∞ generated and posted on 2016.01.19 ∞

Diseases and conditions of the endocrine system are commonly described as endocrine disorders, endocrine diseases, or hormone diseases.

Diseases of or associated with the endocrine system include Addison's disease, adrenal insufficiency, Cushing's disease, diabetes mellitus, gigantism, goiter, Grave's disease, osteoporosis, hyperthyroidism, hypoaldosteronism, hypoglycemia, hypopituitarism, hypothyroidism, multiple endocrine neoplasia, polycystic ovary syndrome, etc.

This page contains the following terms: Diabetes mellitus Type 1, Diabetes mellitus Type 2

Diabetes mellitus Type 1

Disease of excessive blood glucose associated with decreased ability to produce insulin.
Type 1 diabetes appears, at least in part, to be an autoimmune disease associated with the destruction of beta (β) cells of the islets of Langerhans of the pancreas.
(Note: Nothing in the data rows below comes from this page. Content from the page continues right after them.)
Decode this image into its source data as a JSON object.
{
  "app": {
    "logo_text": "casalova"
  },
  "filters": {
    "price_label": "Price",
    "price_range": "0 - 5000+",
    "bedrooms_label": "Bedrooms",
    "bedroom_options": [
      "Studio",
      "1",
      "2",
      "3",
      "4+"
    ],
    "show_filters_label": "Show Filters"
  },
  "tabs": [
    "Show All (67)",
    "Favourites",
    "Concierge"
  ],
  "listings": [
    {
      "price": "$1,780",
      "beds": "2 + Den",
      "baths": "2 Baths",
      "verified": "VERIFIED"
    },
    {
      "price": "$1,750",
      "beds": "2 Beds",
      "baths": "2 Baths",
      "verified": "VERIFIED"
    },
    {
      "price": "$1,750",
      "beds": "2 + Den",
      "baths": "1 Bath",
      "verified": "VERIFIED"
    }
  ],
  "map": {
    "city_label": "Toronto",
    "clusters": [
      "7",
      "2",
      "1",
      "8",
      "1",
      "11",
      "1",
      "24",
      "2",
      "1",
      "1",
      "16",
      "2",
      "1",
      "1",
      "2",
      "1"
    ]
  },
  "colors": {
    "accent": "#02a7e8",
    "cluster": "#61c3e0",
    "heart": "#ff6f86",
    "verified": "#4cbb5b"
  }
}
Diabetes mellitus type 1 is also known as juvenile or insulin-dependent diabetes. As such it typically arises earlier in life (in comparison to adult-onset diabetes) and also is treated in part via the administration of insulin via injection in response to elevated blood glucose levels, such as especially can follow a meal. Uncontrolled type 1 diabetes results in increased urination (due to excessive glucose in the urine which makes it difficult to remove water from urine) and increased thirst (due to increased urination). Increased hunger is also seen with uncontrolled type 1 diabetes.

Links to terms of possible interest: Diabetes, Diabetes mellitus, Diabetes mellitus type 1, Diabetes mellitus type 2, Insulin, Symptoms, Type 1 diabetes, Type 2 diabetes

Though hampered by poor resolution, and the sound also is not well synced with the video, nonetheless the above video is a well done and informative introduction to both insulin and type I diabetes.

Diabetes mellitus type 2

Disease of excessive blood glucose associated with decreased ability of cells to respond to insulin.
Contrasting type 1 diabetes, type 2 diabetes is non-insulin-dependent as well as generally (though not exclusively) adult onset. Here insulin is released in response to excessive blood glucose levels, though not necessarily in sufficient quantities, and the released insulin has a reduced impact on the tissues otherwise responsible for taking up glucose from the blood (i.e., those target tissues display an insulin resistance). Symptoms nonetheless are similar to those associated with diabetes mellitus type 1. Type 2 diabetes appears to be especially associated with obesity and is addressable therefore via weight loss as well as diet modification and increased exercise.

The above video provides a particularly good overview of type 2 diabetes mellitus.

The above video provides a nice, brief overview of the basics of type 2 diabetes mellitus.

The above video oversimplifies to the point of being simply wrong in a numbers places; however, if you want a quick indication of how type 1 diabetes mellitus differs from type 2 diabetes mellitus, then it's not a bad place to find that information.

A case study, type 2 diabetes, female.